Recent projects include:
Surburban Birmingham: spaces and places: 1880-1960
This British Academy funded research project was led by Ian Grosvenor working in partnership with curators from Birmingham Museum and Art Galleries, and archivists and librarians from Birmingham Libraries and Archives as well the University of Birmingham Special Collections.
As its title suggests, the project focused on the suburban spaces in which increasingly large numbers of Birmingham's inhabitants worked, rested, and played from the late-nineteenth century onwards. The researchers explored how public spaces (e.g. streets, squares, lidos, parks, meeting halls), semi-public spaces (e.g. pubs, clubs, music halls, shops, cafés, allotments, places of worship), and private spaces (homes and gardens) were built, used, thought about, and represented over an 80 year period of great social, economic, political and cultural change. More information on this project may be found at http://www.suburbanbirmingham.org.uk/about/
A study of Indian influences on progressive education in Britain during the early twentieth century and their subsequent impact
This research, funded by the British Academy was based on the premise that the existence of the empire opened up channels for a two-way exchange of educational thought and practice, and was primarily concerned with the flow of educational influence from the colonized to colonizer. By concentrating on the connections between educationists and movements in Britain and India in the early twentieth century, the research sought to gain an understanding of motivations underlying these connections from both sides and the extent to which they were political or pedagogical. Additionally, the research also examined how Indian influences arising from these connections were manifested in British educational thought and practice.
Contact: Dr Laura-Day Ashley
Birmingham stories: from communities of interpretation to communities of understanding
The living stories found in local archives hold an important key to understanding urgent social issues surrounding identity, citizenship and belonging. By using archives and library resources, this project, led by Professor Ian Grosvenor, aimed to make discoveries about ourselves which would allow us to become better informed and empowered in our understanding of history.

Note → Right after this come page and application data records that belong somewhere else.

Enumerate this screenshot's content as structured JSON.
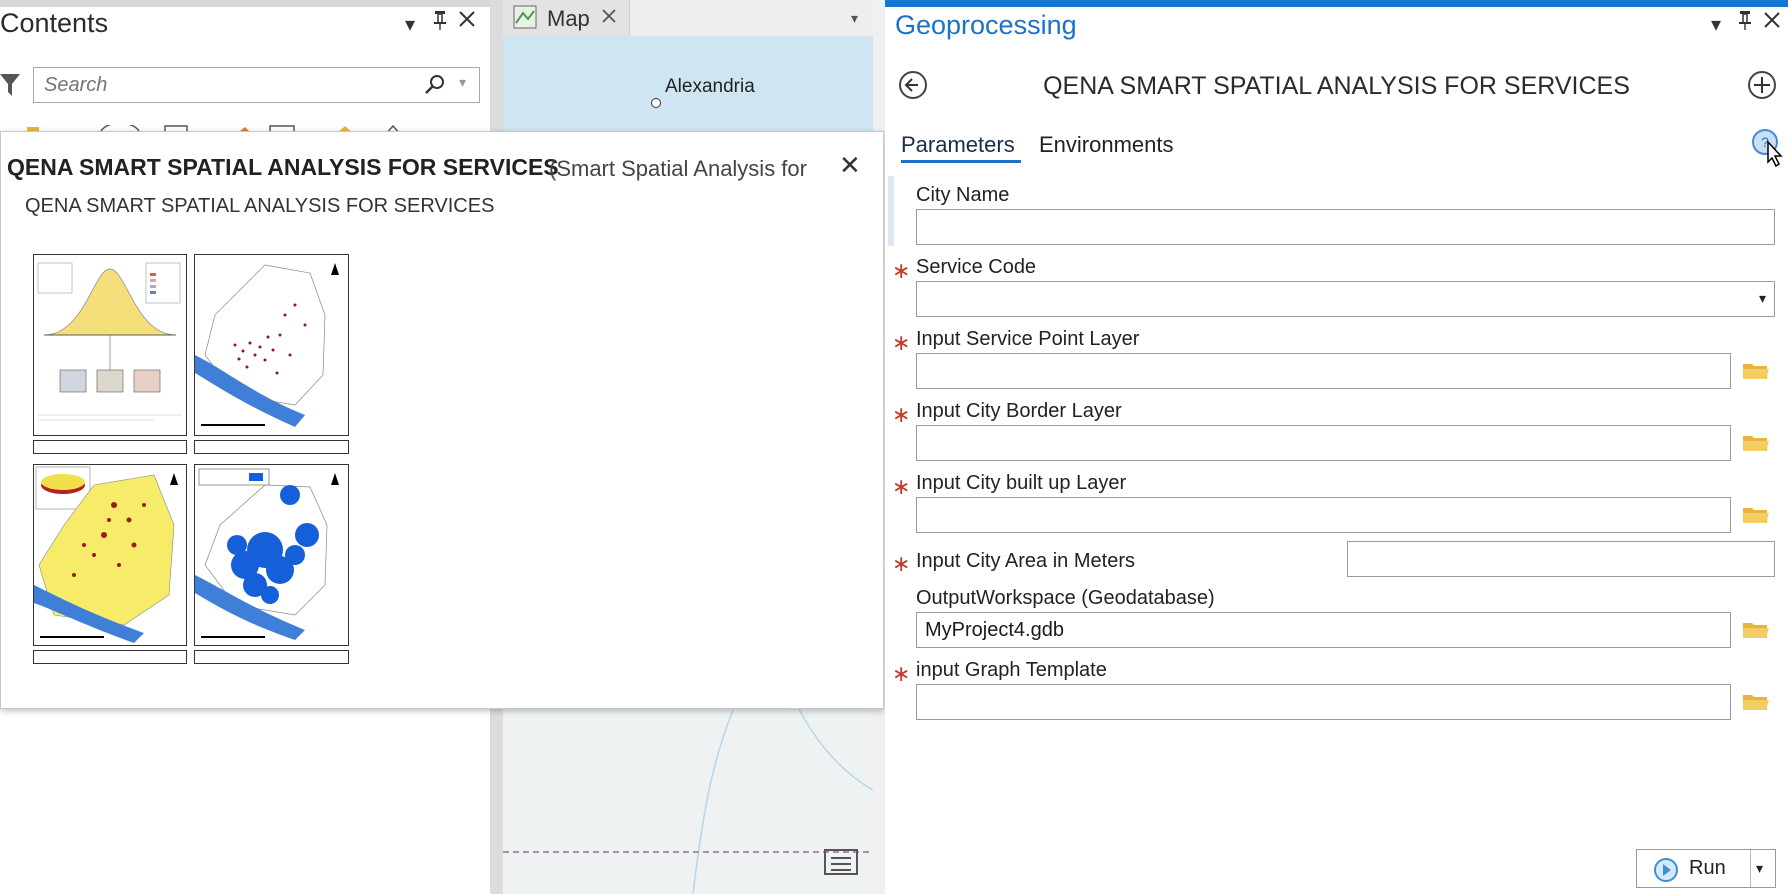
{
  "contents": {
    "title": "Contents",
    "search": {
      "placeholder": "Search",
      "value": ""
    }
  },
  "map": {
    "tab_label": "Map",
    "city_label": "Alexandria"
  },
  "popup": {
    "title": "QENA SMART SPATIAL ANALYSIS FOR SERVICES",
    "subtitle": "(Smart Spatial Analysis for",
    "description": "QENA SMART SPATIAL ANALYSIS FOR SERVICES"
  },
  "geoprocessing": {
    "title": "Geoprocessing",
    "tool_name": "QENA SMART SPATIAL ANALYSIS FOR SERVICES",
    "tabs": [
      "Parameters",
      "Environments"
    ],
    "active_tab": "Parameters",
    "parameters": [
      {
        "label": "City Name",
        "required": false,
        "value": "",
        "type": "text"
      },
      {
        "label": "Service Code",
        "required": true,
        "value": "",
        "type": "dropdown"
      },
      {
        "label": "Input Service Point Layer",
        "required": true,
        "value": "",
        "type": "browse"
      },
      {
        "label": "Input City Border Layer",
        "required": true,
        "value": "",
        "type": "browse"
      },
      {
        "label": "Input City built up Layer",
        "required": true,
        "value": "",
        "type": "browse"
      },
      {
        "label": "Input City Area in Meters",
        "required": true,
        "value": "",
        "type": "inline"
      },
      {
        "label": "OutputWorkspace (Geodatabase)",
        "required": false,
        "value": "MyProject4.gdb",
        "type": "browse"
      },
      {
        "label": "input Graph Template",
        "required": true,
        "value": "",
        "type": "browse"
      }
    ],
    "run_label": "Run"
  },
  "colors": {
    "accent": "#1478d4",
    "required_star": "#c0392b",
    "folder": "#e8b43a",
    "run_icon": "#3b8fd6"
  },
  "icons": [
    "filter-icon",
    "search-icon",
    "pin-icon",
    "close-icon",
    "menu-icon",
    "back-icon",
    "add-icon",
    "help-icon",
    "folder-icon",
    "play-icon",
    "dropdown-icon",
    "map-icon"
  ]
}
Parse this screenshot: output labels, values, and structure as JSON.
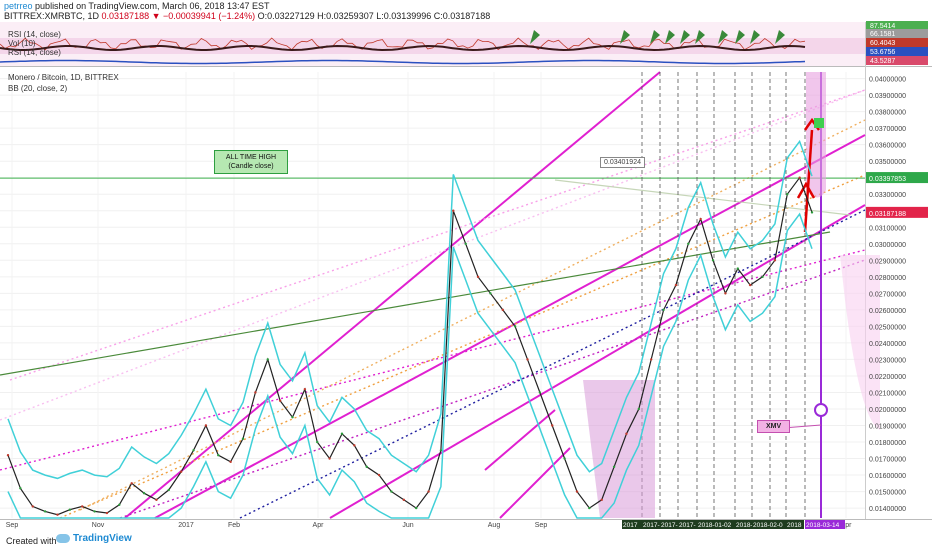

The project included presentations and workshops in local communities as well as the production of a number of resources
based on a wide range of socially significant archive collections held by Birmingham Libraries and Archives Service. More information on the Birmingham Stories project
There are a number of students who are undertaking research on the history of research. Some of their profiles may be viewed below.
Izzy Mohammed - Public archives, Representation and Integration in Post-War, Multicultural Urban Contexts: Birmingham and Manchester
Julie Foster - Did Education Make a Difference? The impact education on the outcome of working-class individuals in Birmingham in the 19th century.
Examples of publications
Burke, C., Cunningham, P. and Grosvenor, I. (2010). Putting education in its place’: space, place and materialities in the history of education, History of Education, 39, 6, 677-80.
Grosvenor, I. and Burke, C. (2008). School: Iconic Architecture, London, Reaktion
Grosvenor, I. (2010) The School album: issues, histories and inequalities, Educacio I Historia. Revista d’Historia de l’Educacio, 15, 149-64.
Grosvenor, I. and Myers, K. (2010), 'Visions of history, versions of education: assessing the state of the art in the history of education' in Jahrbuch fur Historische Bildungsforschung Band 15. Klinkhardt: 2010, 334-52.
Jackson, D. Manning, R. (2004). Move me On, Teaching History, 117.